CBD is proposed to inhibit FAAH, which could result in increased anandamide levels thereby, activating CB1, CB2, and TRPV1 receptors1&2. However, more recent research by Elmes et al. demonstrated that THC and CBD inhibit the cellular uptake and catabolism of AEA by targeting Fatty acid-binding proteins (FABPs) with no effect on FAAH3. The fatty acid-binding proteins (FABPs) have been shown to be intracellular transporters for AEA. Anandamide requires transport from the membrane to intracellular FAAH for degredation3.
“THC and CBD did not reduce the proportion of intracellular AEA that is hydrolyzed following uptake, suggesting that the cannabinoids block the delivery of AEA to FAAH but do not affect AEA hydrolysis by FAAH”.
This study also showed that THC inhibits the cellular uptake and catabolism of AEA by targeting FABPs3.

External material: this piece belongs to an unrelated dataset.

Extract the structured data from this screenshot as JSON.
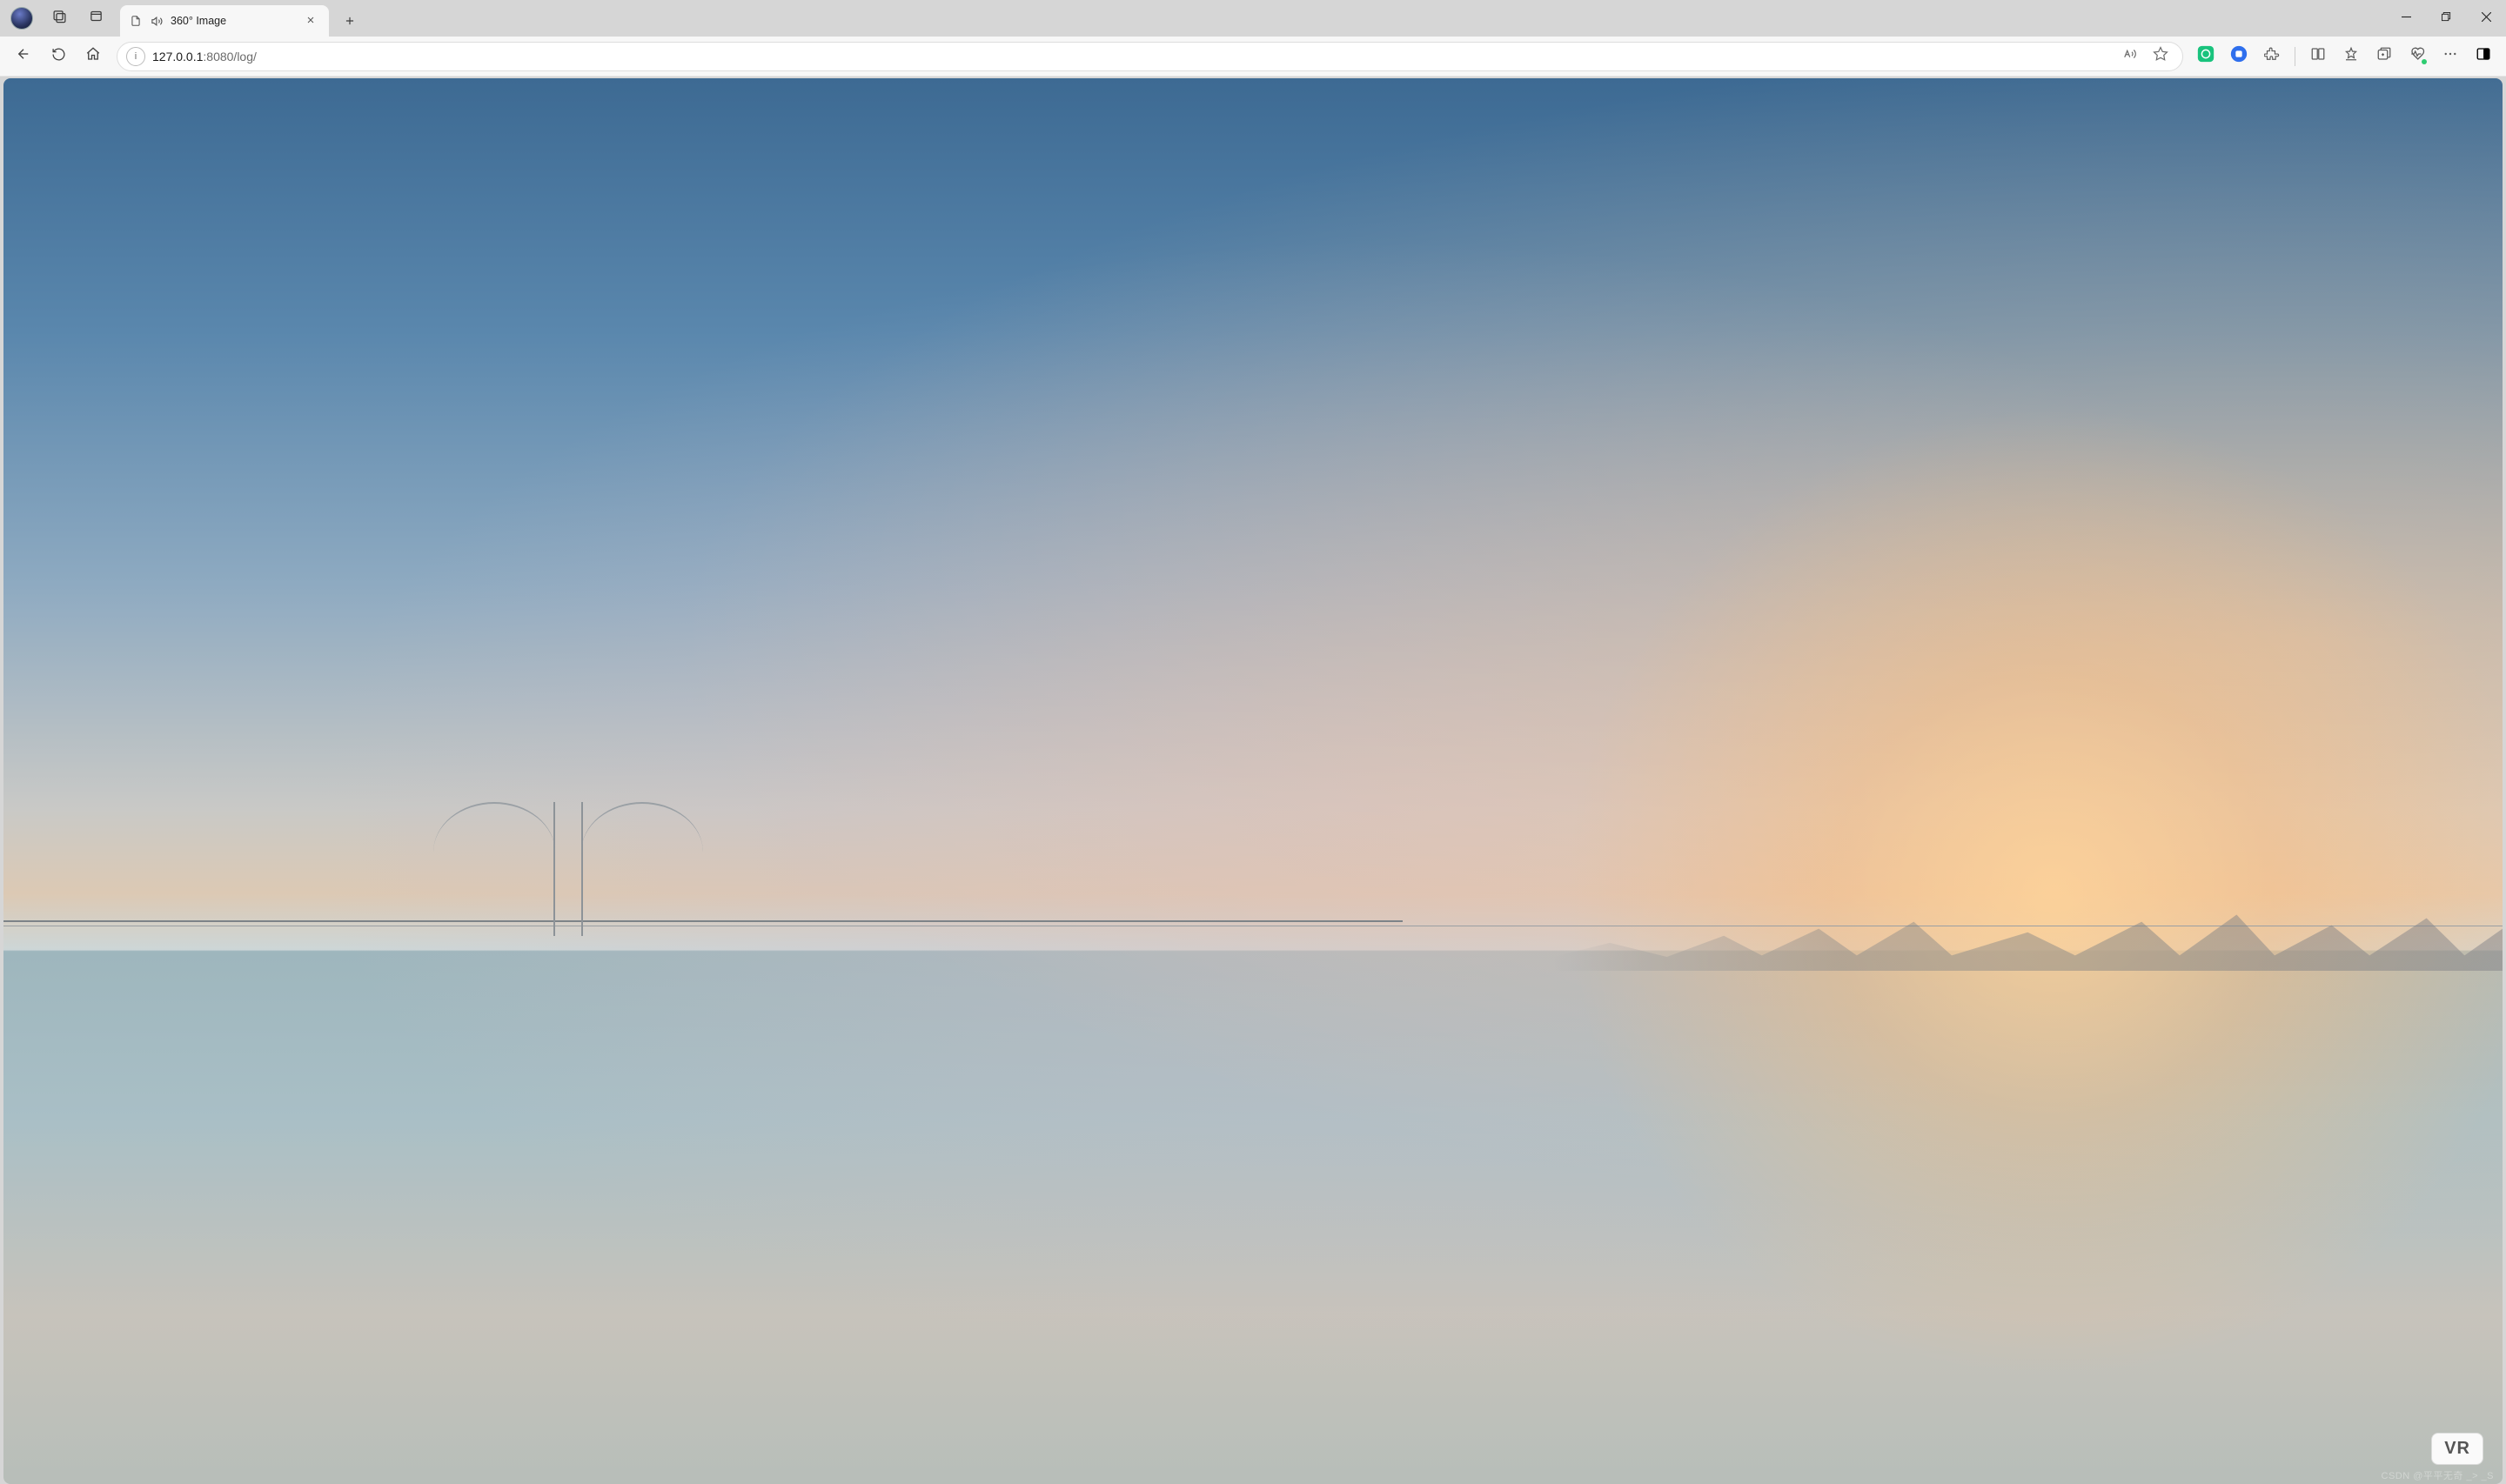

THC and CBD interact with FABP3, FABP5, and FABP7 and bind with similar affinities as endocannabinoids AEA and 2-AG. CBD and THC inhibit both rat and mouse but not human FAAH3.